_Task requirements_
Find the word "JSON" in the data below and copy each line that holds it.

# # # # #

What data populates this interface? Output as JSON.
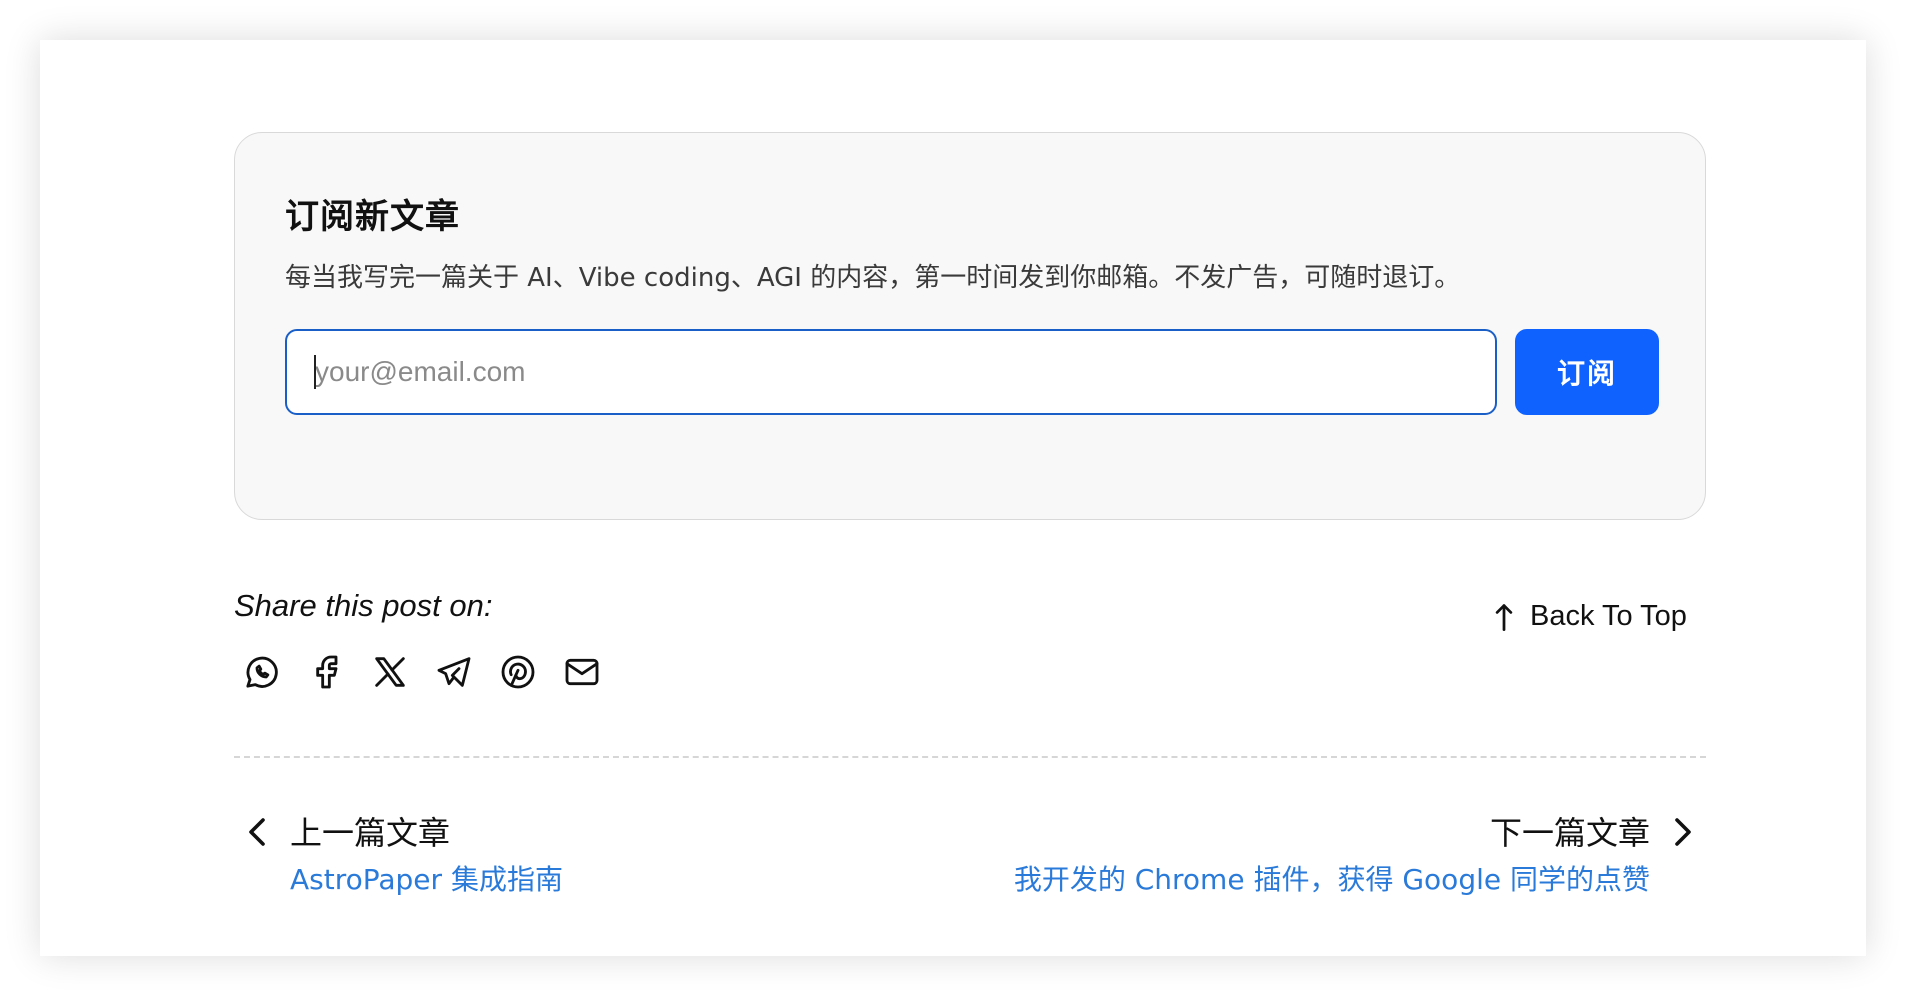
{
  "subscribe": {
    "title": "订阅新文章",
    "description": "每当我写完一篇关于 AI、Vibe coding、AGI 的内容，第一时间发到你邮箱。不发广告，可随时退订。",
    "email_placeholder": "your@email.com",
    "email_value": "",
    "button_label": "订阅",
    "accent_color": "#0f62fe"
  },
  "share": {
    "label": "Share this post on:",
    "icons": [
      "whatsapp-icon",
      "facebook-icon",
      "x-icon",
      "telegram-icon",
      "pinterest-icon",
      "mail-icon"
    ]
  },
  "back_to_top": {
    "label": "Back To Top",
    "icon": "arrow-up-icon"
  },
  "pagination": {
    "prev": {
      "label": "上一篇文章",
      "title": "AstroPaper 集成指南",
      "icon": "chevron-left-icon"
    },
    "next": {
      "label": "下一篇文章",
      "title": "我开发的 Chrome 插件，获得 Google 同学的点赞",
      "icon": "chevron-right-icon"
    },
    "link_color": "#2a7ad9"
  }
}
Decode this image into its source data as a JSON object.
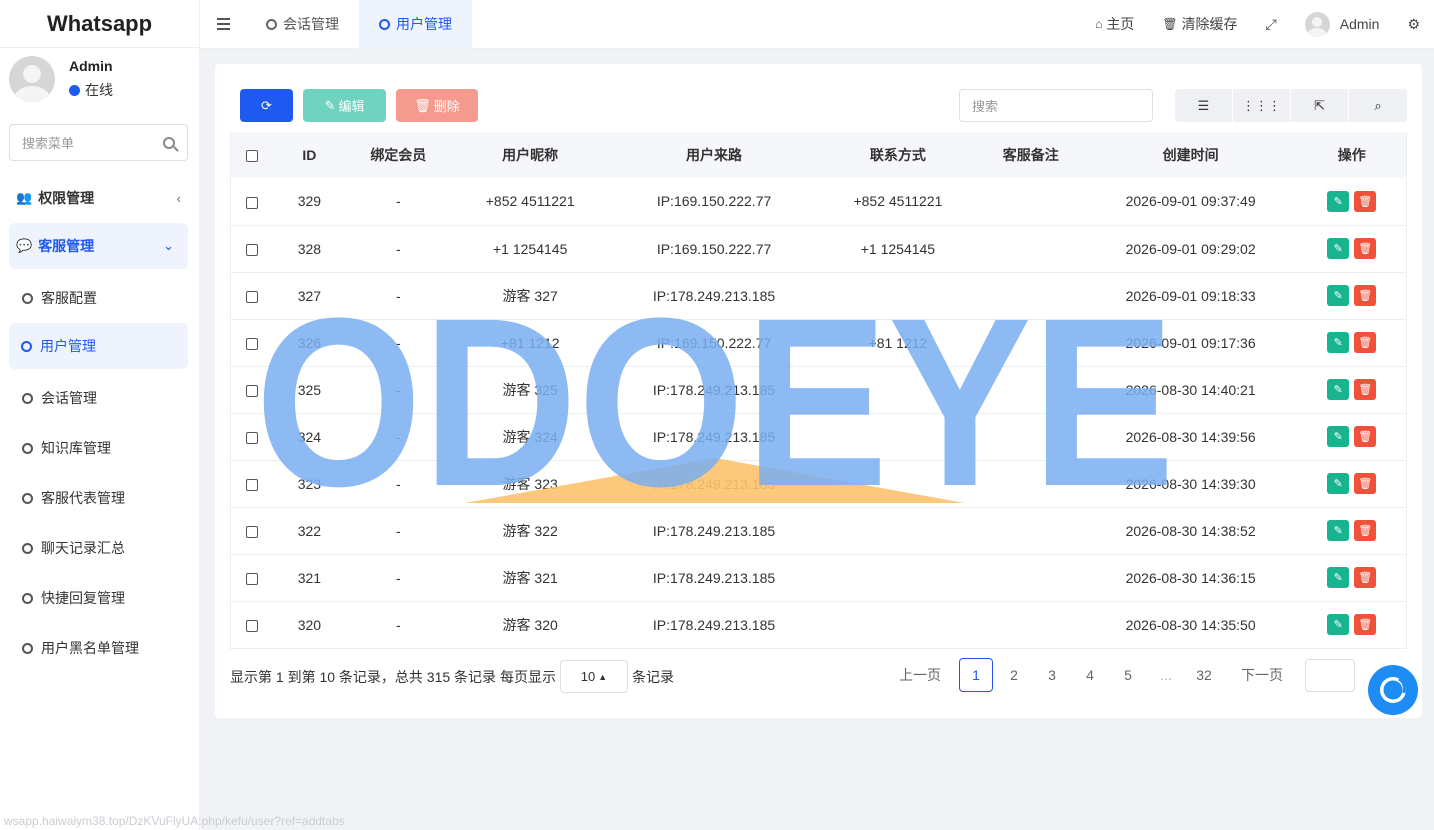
{
  "app": {
    "title": "Whatsapp"
  },
  "user": {
    "name": "Admin",
    "status": "在线"
  },
  "sidebar": {
    "search_placeholder": "搜索菜单",
    "groups": [
      {
        "label": "权限管理",
        "icon": "users-icon"
      },
      {
        "label": "客服管理",
        "icon": "comment-icon"
      }
    ],
    "items": [
      {
        "label": "客服配置"
      },
      {
        "label": "用户管理"
      },
      {
        "label": "会话管理"
      },
      {
        "label": "知识库管理"
      },
      {
        "label": "客服代表管理"
      },
      {
        "label": "聊天记录汇总"
      },
      {
        "label": "快捷回复管理"
      },
      {
        "label": "用户黑名单管理"
      }
    ]
  },
  "topbar": {
    "tabs": [
      {
        "label": "会话管理"
      },
      {
        "label": "用户管理"
      }
    ],
    "home": "主页",
    "clear_cache": "清除缓存",
    "admin": "Admin"
  },
  "toolbar": {
    "edit": "编辑",
    "delete": "删除",
    "search_placeholder": "搜索"
  },
  "table": {
    "headers": [
      "ID",
      "绑定会员",
      "用户昵称",
      "用户来路",
      "联系方式",
      "客服备注",
      "创建时间",
      "操作"
    ],
    "rows": [
      {
        "id": "329",
        "member": "-",
        "nickname": "+852 4511221",
        "source": "IP:169.150.222.77",
        "contact": "+852 4511221",
        "note": "",
        "created": "2026-09-01 09:37:49"
      },
      {
        "id": "328",
        "member": "-",
        "nickname": "+1 1254145",
        "source": "IP:169.150.222.77",
        "contact": "+1 1254145",
        "note": "",
        "created": "2026-09-01 09:29:02"
      },
      {
        "id": "327",
        "member": "-",
        "nickname": "游客 327",
        "source": "IP:178.249.213.185",
        "contact": "",
        "note": "",
        "created": "2026-09-01 09:18:33"
      },
      {
        "id": "326",
        "member": "-",
        "nickname": "+81 1212",
        "source": "IP:169.150.222.77",
        "contact": "+81 1212",
        "note": "",
        "created": "2026-09-01 09:17:36"
      },
      {
        "id": "325",
        "member": "-",
        "nickname": "游客 325",
        "source": "IP:178.249.213.185",
        "contact": "",
        "note": "",
        "created": "2026-08-30 14:40:21"
      },
      {
        "id": "324",
        "member": "-",
        "nickname": "游客 324",
        "source": "IP:178.249.213.185",
        "contact": "",
        "note": "",
        "created": "2026-08-30 14:39:56"
      },
      {
        "id": "323",
        "member": "-",
        "nickname": "游客 323",
        "source": "IP:178.249.213.185",
        "contact": "",
        "note": "",
        "created": "2026-08-30 14:39:30"
      },
      {
        "id": "322",
        "member": "-",
        "nickname": "游客 322",
        "source": "IP:178.249.213.185",
        "contact": "",
        "note": "",
        "created": "2026-08-30 14:38:52"
      },
      {
        "id": "321",
        "member": "-",
        "nickname": "游客 321",
        "source": "IP:178.249.213.185",
        "contact": "",
        "note": "",
        "created": "2026-08-30 14:36:15"
      },
      {
        "id": "320",
        "member": "-",
        "nickname": "游客 320",
        "source": "IP:178.249.213.185",
        "contact": "",
        "note": "",
        "created": "2026-08-30 14:35:50"
      }
    ]
  },
  "pagination": {
    "summary": "显示第 1 到第 10 条记录，总共 315 条记录 每页显示",
    "page_size": "10",
    "suffix": "条记录",
    "prev": "上一页",
    "pages": [
      "1",
      "2",
      "3",
      "4",
      "5",
      "...",
      "32"
    ],
    "next": "下一页"
  },
  "watermark": {
    "text": "ODOEYE"
  },
  "status_url": "wsapp.haiwaiym38.top/DzKVuFlyUA.php/kefu/user?ref=addtabs",
  "colors": {
    "primary": "#1e5af0",
    "success": "#18b48f",
    "danger": "#f0513a",
    "watermark_blue": "#7aaff0",
    "watermark_orange": "#fcc36e"
  }
}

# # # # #

_Answer to this exercise_
What data populates this interface? Output as JSON.
Decode this image into its source data as a JSON object.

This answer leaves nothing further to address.